Four years ago, the opening of the Borders Railway reconnected communities with Scotland’s biggest towns and cities for the first time in 50 years.

The huge scheme will lead to substantial economic benefits in the long term, enabling more employment opportunities and attracting significant investment along the line.

Across Britain, investment in the railway drives jobs and growth, development, regeneration and unlocks housing supply by creating better transport links.

These links or stations can bring communities previously cut off from public transport within easy reach of towns and cities. 

We look at five ways the railway is boosting the economy:

The Borders Railway

The 30-mile Borders Railway, the UK’s longest new domestic line in more than 100 years, opened in September 2015.

The successor to the Waverley Route included seven new stations – Shawfair, Eskbank, Newtongrange, Gorebridge, Stow, Galashiels and Tweedbank.

More than 10,000 new homes and 150 hectares of land for commercial use are set to be built near the railway corridor. Meanwhile, the Borders Railway said an additional 32,300 jobs would be created in Edinburgh between 2012 and 2030 with a further 3,000 in Midlothian and 1,900 in the Borders.

The Borders Railway

In March, Scottish Borders Council said an innovation park at Tweedbank would receive £15m of funding, generating up to 350 jobs across the Borders.

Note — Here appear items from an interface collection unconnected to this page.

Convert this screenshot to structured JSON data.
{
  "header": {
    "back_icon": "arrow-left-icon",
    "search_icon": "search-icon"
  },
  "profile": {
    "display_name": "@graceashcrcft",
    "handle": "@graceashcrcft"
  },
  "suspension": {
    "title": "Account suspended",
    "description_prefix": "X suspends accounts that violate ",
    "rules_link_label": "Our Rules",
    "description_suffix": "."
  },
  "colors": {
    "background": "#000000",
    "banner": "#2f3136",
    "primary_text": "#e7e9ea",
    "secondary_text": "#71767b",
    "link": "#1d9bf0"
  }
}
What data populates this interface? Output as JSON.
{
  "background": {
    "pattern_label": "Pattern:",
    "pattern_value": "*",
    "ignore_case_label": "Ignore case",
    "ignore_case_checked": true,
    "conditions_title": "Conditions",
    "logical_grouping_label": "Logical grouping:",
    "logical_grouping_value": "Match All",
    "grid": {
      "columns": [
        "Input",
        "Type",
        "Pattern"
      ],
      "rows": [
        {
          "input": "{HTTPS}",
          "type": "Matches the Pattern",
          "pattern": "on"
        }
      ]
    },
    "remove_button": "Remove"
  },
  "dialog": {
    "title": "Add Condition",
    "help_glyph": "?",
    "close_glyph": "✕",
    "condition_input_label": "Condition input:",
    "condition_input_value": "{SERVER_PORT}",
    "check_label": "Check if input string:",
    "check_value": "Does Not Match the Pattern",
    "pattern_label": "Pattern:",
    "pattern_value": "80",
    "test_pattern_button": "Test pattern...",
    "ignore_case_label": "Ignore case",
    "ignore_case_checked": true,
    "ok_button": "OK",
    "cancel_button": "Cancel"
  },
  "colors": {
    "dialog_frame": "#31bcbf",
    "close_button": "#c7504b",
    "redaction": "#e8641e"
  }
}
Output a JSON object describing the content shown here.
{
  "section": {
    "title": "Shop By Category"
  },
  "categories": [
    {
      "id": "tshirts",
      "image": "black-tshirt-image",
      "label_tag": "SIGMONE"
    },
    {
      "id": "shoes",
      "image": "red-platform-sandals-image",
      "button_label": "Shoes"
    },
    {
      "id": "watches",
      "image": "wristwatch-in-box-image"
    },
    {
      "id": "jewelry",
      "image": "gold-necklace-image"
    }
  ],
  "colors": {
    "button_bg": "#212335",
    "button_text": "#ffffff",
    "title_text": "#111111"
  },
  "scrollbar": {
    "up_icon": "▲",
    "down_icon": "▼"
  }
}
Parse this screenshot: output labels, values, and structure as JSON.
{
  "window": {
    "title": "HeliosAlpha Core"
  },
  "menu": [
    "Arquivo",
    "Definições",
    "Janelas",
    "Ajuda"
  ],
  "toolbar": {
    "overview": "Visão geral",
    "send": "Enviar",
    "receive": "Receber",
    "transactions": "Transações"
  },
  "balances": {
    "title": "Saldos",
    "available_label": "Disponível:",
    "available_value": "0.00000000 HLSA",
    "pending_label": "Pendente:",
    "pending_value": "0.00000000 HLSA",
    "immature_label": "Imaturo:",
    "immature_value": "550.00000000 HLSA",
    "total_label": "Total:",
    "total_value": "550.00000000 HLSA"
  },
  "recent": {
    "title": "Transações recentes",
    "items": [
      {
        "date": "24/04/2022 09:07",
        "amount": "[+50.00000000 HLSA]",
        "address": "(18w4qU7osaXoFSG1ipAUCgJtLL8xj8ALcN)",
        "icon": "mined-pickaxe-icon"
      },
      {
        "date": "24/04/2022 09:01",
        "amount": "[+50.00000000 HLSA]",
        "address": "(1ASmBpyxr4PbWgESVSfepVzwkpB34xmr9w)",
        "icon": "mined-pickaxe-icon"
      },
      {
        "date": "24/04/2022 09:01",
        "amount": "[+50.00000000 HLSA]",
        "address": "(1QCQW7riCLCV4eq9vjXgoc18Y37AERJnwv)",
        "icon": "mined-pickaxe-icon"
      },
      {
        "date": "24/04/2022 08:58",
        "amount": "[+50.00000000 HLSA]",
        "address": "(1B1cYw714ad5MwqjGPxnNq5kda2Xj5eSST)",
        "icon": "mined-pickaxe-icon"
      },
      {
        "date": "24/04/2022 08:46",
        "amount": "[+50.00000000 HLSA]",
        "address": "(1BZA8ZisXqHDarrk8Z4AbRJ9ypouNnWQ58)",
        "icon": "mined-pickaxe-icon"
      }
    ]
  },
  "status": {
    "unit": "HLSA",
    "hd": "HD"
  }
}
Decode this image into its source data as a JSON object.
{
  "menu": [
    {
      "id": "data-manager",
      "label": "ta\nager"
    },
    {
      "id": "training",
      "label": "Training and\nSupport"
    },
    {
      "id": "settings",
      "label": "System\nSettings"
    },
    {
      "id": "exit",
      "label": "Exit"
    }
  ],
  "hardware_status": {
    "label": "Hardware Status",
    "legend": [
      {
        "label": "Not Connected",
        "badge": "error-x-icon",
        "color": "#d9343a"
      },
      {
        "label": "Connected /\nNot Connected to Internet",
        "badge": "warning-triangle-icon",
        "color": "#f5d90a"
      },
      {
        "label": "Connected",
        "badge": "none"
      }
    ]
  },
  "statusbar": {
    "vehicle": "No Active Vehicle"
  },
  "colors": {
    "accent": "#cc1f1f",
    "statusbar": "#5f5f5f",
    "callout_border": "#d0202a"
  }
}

It would also act as a catalyst for economic growth in the long term.

Scottish Borders Council said The Central Borders Innovation Park, funding for which has come from parties including the Council and Borders Railway Blueprint Group, had evolved from a wider master plan for Tweedbank to maximise the Borders Railway’s economic impact.

Maghull North

Maghull North railway station

Maghull North railway station opened in June 2018 after just nine months of construction and was the first additional station on the Merseyrail network in 20 years.

The government’s Local Growth Fund (LGF), transport executive Merseytravel and the Homes and Communities Association funded the project – an example of our Open for Business initiative to attract more third-party investment to the railway.

The £13m scheme, part of a broader £340m railway investment in the Liverpool City Region, forms part of the Great North Rail Project to transform travel in the region.

The station, which serves the thousands of commuters who travel between Maghull and Liverpool, has provided a transport link for a new, large housing development.

Midlands Rail Hub

We’re working with industry partners on a major project to significantly improve transport links between the East and West Midlands.

The Midlands Rail Hub will increase capacity for passenger and freight trains. In fact, we’re proposing 24 extra passenger trains an hour and 36 additional freight paths every day.

The improvements will bring another 1.6 million people to within an hour of the Midlands’ biggest towns and cities by public transport, making it possible for more people to commute further for work and education.

Cambridge North station

Cambridge North, opened in May 2017, serves trains operated by Greater Anglia on the Cambridge to London Liverpool Street and Cambridge to Norwich routes.

It’s a vital access point to a nearby business park, which was previously only accessed by road.


We expect the station will encourage new businesses to the area and aid the expansion of Cambridge Science Park – a technology hub owned by Trinity College Cambridge – and St John’s Innovation Centre, part of St John’s Innovation Park established by the University of Cambridge.

Cambridge North station

New jobs for Doncaster

Friarsgate bridge in Doncaster

In July, we completed an important stage of a£14m investment in the railway in Doncaster. We worked alongside Doncaster Council and the Sheffield City Region, to expand Network Rail’s Marshgate Depot.

The project will involve demolishing existing buildings and replacing them with modern and larger facilities. These have the potential to create hundreds more jobs in Doncaster.

We have strengthened, widened and raised a bridge at the site to accommodate taller and larger vehicles.

Ros Jones, Mayor of Doncaster, said: “The scheme is also important for unlocking further commercial development around our markets area providing more opportunities for private sector investment and regeneration which will deliver jobs and growth for our borough.”

Read more

Growing appetite for investment in Britain’s railway

How fast can we build a railway station?

Rail freight and the impact of investment

Freight demystified: five things you didn’t know

Scotland set for freight growth